River clean-ups reveal the litter that pollutes Southend sea

21 February 2019, 16:34 | Updated: 21 February 2019, 17:20


There's a lot about plastic pollution in the news at the moment and river clean-ups along the Thames have revealed it's small pieces of litter, microplastics, that are the big problem in Southend.

The Marine Conservation Society's Beachwatch Programme say the town, where the Thames meets the sea, has more than 2,500 pieces of litter per every 100 metres surveyed.

Of those, 28% were unrecognisable, small plastic items.

Lauren Eyles, MCS Beachwatch Manager, told Heart "The proportion of single use plastic found at Southend... was slightly lower than the other areas but that's because most of the litter found was small bits and microplastics.

"We find much more unidentified, tiny plastic at these sites because the plastic has been floating around for some time. However, they may well have once been single-use. Beach cleaners are far more likely to find microplastics these days than larger identifiable items."

But she's optimistic things can be changed for the better adding: "Through industry making changes, through law changes and through individuals changes we can absolutely turn this around, but it needs dedication from all sides."

River clean events were run by the Marine Conservation Society (MCS) and waterways charity Thames 21 as part of the Waitrose & Partners/MCS beach and river clean programme.

Thames21 ran 20 river clean events towards the end of 2017 and into 2018 at Thames tributaries and tidal Thames sites.
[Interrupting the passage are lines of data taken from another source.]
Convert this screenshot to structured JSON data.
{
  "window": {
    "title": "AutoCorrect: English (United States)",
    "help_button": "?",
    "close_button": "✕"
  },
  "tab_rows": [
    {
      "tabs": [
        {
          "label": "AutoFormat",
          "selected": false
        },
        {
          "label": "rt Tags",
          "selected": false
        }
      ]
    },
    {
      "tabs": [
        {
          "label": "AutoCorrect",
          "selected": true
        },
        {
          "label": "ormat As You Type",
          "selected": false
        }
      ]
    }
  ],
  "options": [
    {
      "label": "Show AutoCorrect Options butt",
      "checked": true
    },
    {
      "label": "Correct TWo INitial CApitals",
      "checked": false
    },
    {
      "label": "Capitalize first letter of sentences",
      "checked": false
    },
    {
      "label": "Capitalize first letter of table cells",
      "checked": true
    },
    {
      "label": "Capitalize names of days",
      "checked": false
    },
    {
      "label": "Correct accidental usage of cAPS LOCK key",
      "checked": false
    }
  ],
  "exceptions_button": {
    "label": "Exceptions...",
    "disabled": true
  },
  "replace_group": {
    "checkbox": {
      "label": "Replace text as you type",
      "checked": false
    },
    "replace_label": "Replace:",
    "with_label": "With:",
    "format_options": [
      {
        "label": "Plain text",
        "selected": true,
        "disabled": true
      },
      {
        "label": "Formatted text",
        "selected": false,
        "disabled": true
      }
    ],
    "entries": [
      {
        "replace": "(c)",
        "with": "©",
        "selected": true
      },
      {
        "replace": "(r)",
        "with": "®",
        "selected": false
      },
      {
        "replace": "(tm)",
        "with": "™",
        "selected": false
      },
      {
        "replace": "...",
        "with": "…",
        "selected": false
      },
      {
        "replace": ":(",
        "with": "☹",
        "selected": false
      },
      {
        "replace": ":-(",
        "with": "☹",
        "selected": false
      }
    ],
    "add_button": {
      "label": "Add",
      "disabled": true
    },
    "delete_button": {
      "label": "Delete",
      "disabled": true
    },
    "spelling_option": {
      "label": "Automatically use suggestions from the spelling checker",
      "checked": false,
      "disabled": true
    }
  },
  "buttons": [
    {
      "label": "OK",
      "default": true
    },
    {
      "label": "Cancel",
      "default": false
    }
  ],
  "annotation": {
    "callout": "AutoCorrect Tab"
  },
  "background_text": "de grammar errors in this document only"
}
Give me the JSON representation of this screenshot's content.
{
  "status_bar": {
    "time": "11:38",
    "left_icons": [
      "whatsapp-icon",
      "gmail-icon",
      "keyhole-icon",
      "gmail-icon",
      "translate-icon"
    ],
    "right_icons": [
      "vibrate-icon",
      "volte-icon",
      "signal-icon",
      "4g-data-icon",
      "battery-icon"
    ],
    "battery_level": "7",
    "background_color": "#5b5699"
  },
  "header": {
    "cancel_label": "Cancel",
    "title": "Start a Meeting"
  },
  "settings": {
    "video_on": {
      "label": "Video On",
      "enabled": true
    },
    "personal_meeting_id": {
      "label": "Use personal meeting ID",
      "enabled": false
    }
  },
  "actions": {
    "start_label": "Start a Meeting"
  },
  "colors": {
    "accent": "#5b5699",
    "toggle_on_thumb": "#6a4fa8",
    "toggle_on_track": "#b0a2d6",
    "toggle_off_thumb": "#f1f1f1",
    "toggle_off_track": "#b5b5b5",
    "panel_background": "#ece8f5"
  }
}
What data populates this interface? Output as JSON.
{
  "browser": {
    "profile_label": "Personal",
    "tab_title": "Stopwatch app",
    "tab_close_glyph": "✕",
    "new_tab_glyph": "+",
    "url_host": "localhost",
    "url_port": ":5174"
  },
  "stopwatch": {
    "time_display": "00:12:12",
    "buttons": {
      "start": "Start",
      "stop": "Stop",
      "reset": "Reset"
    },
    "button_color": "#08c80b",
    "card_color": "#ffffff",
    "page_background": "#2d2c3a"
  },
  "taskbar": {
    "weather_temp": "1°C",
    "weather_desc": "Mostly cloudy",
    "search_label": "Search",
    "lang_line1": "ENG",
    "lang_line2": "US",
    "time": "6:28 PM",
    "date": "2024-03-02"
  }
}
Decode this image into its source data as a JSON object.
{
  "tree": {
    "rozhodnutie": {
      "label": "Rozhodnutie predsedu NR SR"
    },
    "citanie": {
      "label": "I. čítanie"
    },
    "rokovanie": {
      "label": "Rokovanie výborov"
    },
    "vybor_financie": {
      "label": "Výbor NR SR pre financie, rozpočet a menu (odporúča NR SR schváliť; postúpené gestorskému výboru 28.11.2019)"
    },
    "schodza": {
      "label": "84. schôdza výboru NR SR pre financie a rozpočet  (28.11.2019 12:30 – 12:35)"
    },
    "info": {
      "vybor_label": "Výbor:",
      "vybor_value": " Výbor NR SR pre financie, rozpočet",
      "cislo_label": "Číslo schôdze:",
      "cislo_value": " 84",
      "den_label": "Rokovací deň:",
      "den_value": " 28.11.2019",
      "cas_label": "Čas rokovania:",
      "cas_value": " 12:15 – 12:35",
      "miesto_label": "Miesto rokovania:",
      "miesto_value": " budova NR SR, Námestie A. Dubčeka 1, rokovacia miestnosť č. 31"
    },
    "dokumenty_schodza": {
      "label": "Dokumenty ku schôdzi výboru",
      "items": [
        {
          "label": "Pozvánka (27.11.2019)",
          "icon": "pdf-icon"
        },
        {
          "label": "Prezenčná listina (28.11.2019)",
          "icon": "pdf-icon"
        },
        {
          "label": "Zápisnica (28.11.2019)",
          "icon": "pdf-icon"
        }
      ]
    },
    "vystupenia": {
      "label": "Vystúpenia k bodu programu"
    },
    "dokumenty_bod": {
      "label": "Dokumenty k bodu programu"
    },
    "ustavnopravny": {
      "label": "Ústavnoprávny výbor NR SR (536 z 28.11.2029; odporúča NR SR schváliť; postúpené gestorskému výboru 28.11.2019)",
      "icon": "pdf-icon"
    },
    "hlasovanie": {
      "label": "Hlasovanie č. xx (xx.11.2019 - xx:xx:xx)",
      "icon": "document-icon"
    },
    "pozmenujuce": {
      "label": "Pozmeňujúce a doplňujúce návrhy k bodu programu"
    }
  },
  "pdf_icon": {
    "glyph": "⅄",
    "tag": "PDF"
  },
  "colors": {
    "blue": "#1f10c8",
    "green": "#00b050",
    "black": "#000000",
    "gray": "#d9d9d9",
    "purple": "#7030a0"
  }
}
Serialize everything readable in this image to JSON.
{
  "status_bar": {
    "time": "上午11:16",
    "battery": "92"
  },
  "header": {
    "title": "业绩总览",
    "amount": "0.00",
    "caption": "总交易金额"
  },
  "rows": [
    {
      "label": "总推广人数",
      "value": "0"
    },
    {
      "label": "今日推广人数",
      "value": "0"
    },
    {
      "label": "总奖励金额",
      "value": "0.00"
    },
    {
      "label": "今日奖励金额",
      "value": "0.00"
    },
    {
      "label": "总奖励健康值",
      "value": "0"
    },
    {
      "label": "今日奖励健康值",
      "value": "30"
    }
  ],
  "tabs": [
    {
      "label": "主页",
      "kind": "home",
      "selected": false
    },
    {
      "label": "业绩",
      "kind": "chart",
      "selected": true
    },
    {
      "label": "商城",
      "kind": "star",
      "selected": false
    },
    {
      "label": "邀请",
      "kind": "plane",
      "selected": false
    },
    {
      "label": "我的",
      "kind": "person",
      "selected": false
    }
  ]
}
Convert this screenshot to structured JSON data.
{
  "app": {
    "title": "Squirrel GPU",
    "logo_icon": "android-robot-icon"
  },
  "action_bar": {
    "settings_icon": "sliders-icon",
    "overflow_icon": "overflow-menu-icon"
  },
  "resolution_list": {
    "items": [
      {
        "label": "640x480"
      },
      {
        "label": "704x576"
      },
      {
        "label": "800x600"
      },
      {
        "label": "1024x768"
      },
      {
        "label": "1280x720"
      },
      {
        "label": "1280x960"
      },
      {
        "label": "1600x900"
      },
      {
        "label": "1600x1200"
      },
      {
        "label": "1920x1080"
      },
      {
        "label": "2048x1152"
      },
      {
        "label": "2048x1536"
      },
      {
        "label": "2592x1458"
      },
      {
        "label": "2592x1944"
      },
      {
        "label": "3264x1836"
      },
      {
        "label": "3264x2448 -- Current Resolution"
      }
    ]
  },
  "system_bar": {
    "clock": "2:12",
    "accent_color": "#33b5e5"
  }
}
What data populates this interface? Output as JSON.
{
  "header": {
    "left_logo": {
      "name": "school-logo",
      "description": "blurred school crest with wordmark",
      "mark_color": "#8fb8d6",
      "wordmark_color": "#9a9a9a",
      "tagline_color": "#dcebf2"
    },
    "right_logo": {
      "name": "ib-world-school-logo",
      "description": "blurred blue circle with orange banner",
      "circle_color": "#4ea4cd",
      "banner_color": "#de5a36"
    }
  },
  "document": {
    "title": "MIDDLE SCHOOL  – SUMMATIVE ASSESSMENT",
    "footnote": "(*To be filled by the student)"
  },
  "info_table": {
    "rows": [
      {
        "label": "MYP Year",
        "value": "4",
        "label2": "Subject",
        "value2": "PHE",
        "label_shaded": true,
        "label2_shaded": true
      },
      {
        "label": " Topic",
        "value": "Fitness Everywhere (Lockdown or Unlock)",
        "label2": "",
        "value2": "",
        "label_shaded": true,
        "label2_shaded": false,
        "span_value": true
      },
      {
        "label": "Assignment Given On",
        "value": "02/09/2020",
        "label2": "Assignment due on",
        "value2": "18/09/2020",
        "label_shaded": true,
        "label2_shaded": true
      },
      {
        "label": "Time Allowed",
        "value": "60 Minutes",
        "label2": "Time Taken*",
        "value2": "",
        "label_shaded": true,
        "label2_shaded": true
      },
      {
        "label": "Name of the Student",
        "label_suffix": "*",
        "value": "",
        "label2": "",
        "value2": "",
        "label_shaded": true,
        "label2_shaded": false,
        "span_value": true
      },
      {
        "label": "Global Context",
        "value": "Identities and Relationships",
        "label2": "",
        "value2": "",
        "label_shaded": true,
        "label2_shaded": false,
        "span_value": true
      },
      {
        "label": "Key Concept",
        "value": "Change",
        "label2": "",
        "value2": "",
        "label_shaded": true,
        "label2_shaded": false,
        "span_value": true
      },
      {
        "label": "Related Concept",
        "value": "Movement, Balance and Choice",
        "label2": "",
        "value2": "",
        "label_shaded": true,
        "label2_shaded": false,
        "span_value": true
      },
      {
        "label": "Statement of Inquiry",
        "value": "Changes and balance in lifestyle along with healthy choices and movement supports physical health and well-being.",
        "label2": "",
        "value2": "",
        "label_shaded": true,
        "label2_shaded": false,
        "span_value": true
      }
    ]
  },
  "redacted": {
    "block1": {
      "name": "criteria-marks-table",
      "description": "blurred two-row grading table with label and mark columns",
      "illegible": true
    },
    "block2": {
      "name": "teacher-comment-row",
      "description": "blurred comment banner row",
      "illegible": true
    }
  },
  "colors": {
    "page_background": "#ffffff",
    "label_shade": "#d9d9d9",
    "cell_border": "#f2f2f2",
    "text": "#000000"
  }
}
The evidence was compared to MCS beach litter data from four beach cleans at Southend-on-Sea.